|USD704275||Jul 8, 2013||May 6, 2014||Wms Gaming Inc.||Gaming machine|
|USD712975||Apr 17, 2013||Sep 9, 2014||Wms Gaming Inc.||Gaming machine|
|USD730993||Sep 20, 2013||Jun 2, 2015||Wms Gaming Inc.||Inclined input interface for a gaming terminal|
|USD742974||Jun 4, 2014||Nov 10, 2015||Bally Gaming, Inc.||Gaming machine|
|USD760846||Apr 21, 2015||Jul 5, 2016||Bally Gaming, Inc.||Inclined input interface for a gaming terminal|
|USD771193||Oct 24, 2014||Nov 8, 2016||Bally Gaming, Inc.||Game display screen with multiple arrays of reels|

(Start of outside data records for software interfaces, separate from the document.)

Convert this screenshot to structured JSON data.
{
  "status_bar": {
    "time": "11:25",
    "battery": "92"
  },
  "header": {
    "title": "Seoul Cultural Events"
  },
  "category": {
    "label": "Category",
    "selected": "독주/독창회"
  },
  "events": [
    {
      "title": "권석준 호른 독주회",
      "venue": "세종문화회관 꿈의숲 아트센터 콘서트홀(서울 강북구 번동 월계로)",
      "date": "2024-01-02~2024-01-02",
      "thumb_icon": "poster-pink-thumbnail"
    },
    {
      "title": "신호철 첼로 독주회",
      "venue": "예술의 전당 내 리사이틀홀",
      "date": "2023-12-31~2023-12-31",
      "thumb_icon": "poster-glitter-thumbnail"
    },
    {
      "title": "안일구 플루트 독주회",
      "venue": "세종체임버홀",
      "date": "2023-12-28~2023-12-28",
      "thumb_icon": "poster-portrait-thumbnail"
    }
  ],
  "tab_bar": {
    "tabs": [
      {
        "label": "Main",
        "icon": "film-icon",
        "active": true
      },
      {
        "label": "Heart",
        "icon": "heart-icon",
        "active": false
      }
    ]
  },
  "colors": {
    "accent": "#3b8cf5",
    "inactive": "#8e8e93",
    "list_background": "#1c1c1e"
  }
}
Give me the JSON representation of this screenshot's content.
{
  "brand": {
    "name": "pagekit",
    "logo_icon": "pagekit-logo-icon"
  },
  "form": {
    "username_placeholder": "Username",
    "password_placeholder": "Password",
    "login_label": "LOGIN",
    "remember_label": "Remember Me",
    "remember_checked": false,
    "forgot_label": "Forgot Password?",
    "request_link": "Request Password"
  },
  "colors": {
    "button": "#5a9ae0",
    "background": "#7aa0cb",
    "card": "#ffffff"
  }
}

|USRE40671 *||Oct 18, 2006||Mar 24, 2009||Wms Gaming Inc.||Gaming machine|
|USRE46169 *||Jul 9, 2015||Oct 4, 2016||Bally Gaming, Inc.||Unified image display for a video terminal including a gaming machine|
|EP1865476A1||Jun 6, 2007||Dec 12, 2007||Aruze Corporation||Gaming machine|
|EP1865477A1||Jun 8, 2007||Dec 12, 2007||Aruze Corporation||Gaming machine and external display device|
|EP2012282A2||Jun 13, 2008||Jan 7, 2009||Aruze Corporation||Gaming machine|
|EP2012284A2||Jun 13, 2008||Jan 7, 2009||Aruze Corp.||Gaming machine|
|U.S. Classification||273/143.00R, 463/46, 463/20|
|Cooperative Classification||G07F17/3216, G07F17/32|
|European Classification||G07F17/32C4, G07F17/32|
|Nov 17, 1999||AS||Assignment|
Owner name: WMS GAMING INC., ILLINOIS
Free format text: ASSIGNMENT OF ASSIGNORS INTEREST;ASSIGNORS:WURZ, NORMAN R.;RASMUSSEN, JAMES M.;CESARONI, WILLIAM C.;AND OTHERS;REEL/FRAME:010398/0364;SIGNING DATES FROM 19991108 TO 19991115
|May 14, 2002||CC||Certificate of correction|
|Jun 21, 2005||FPAY||Fee payment|
Year of fee payment: 4
|Jun 3, 2009||FPAY||Fee payment|
Year of fee payment: 8
|Jun 5, 2013||FPAY||Fee payment|
Year of fee payment: 12
|Dec 18, 2013||AS||Assignment|
Owner name: BANK OF AMERICA, N.A., AS COLLATERAL AGENT, TEXAS
Free format text: SECURITY AGREEMENT;ASSIGNORS:SCIENTIFIC GAMES INTERNATIONAL, INC.;WMS GAMING INC.;REEL/FRAME:031847/0110
Effective date: 20131018
|Dec 4, 2014||AS||Assignment|
Owner name: DEUTSCHE BANK TRUST COMPANY AMERICAS, AS COLLATERA
Free format text: SECURITY AGREEMENT;ASSIGNORS:BALLY GAMING, INC;SCIENTIFIC GAMES INTERNATIONAL, INC;WMS GAMING INC.;REEL/FRAME:034530/0318
Effective date: 20141121
|Jul 29, 2015||AS||Assignment|
Owner name: BALLY GAMING, INC., NEVADA
Free format text: MERGER;ASSIGNOR:WMS GAMING INC.;REEL/FRAME:036225/0048
Effective date: 20150629